### [Exercise goal]
Below are some records; print every one of them exactly.
════
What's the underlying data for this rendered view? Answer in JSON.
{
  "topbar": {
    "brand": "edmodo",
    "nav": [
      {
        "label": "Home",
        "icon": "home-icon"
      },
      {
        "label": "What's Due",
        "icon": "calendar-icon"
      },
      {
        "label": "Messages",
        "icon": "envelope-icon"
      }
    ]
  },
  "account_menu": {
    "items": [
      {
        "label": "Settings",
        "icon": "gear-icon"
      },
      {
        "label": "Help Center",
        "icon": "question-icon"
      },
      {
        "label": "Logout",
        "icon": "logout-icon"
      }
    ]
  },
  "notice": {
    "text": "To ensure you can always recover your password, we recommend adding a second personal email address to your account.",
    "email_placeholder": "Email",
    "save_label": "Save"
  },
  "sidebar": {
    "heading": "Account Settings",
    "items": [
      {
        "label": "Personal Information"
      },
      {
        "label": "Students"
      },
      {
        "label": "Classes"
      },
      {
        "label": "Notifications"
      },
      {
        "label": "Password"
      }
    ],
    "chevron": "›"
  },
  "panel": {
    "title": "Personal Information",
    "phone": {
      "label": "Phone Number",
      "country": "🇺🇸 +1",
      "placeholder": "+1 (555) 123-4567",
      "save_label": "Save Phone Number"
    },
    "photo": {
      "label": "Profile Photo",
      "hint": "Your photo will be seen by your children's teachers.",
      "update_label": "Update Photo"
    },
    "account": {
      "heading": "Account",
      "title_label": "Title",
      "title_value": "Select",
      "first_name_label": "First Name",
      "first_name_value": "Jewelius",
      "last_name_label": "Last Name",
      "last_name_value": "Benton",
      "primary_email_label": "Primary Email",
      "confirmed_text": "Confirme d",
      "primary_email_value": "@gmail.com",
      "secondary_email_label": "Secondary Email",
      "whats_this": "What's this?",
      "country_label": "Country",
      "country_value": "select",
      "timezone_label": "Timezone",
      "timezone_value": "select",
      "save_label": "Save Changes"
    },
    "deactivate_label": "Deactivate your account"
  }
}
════
### [Response area]
What's the underlying data for this rendered view? Answer in JSON.
{
  "topbar": {
    "brand": "edmodo",
    "nav": [
      {
        "label": "Home",
        "icon": "home-icon"
      },
      {
        "label": "What's Due",
        "icon": "calendar-icon"
      },
      {
        "label": "Messages",
        "icon": "envelope-icon"
      }
    ]
  },
  "account_menu": {
    "items": [
      {
        "label": "Settings",
        "icon": "gear-icon"
      },
      {
        "label": "Help Center",
        "icon": "question-icon"
      },
      {
        "label": "Logout",
        "icon": "logout-icon"
      }
    ]
  },
  "notice": {
    "text": "To ensure you can always recover your password, we recommend adding a second personal email address to your account.",
    "email_placeholder": "Email",
    "save_label": "Save"
  },
  "sidebar": {
    "heading": "Account Settings",
    "items": [
      {
        "label": "Personal Information"
      },
      {
        "label": "Students"
      },
      {
        "label": "Classes"
      },
      {
        "label": "Notifications"
      },
      {
        "label": "Password"
      }
    ],
    "chevron": "›"
  },
  "panel": {
    "title": "Personal Information",
    "phone": {
      "label": "Phone Number",
      "country": "🇺🇸 +1",
      "placeholder": "+1 (555) 123-4567",
      "save_label": "Save Phone Number"
    },
    "photo": {
      "label": "Profile Photo",
      "hint": "Your photo will be seen by your children's teachers.",
      "update_label": "Update Photo"
    },
    "account": {
      "heading": "Account",
      "title_label": "Title",
      "title_value": "Select",
      "first_name_label": "First Name",
      "first_name_value": "Jewelius",
      "last_name_label": "Last Name",
      "last_name_value": "Benton",
      "primary_email_label": "Primary Email",
      "confirmed_text": "Confirme d",
      "primary_email_value": "@gmail.com",
      "secondary_email_label": "Secondary Email",
      "whats_this": "What's this?",
      "country_label": "Country",
      "country_value": "select",
      "timezone_label": "Timezone",
      "timezone_value": "select",
      "save_label": "Save Changes"
    },
    "deactivate_label": "Deactivate your account"
  }
}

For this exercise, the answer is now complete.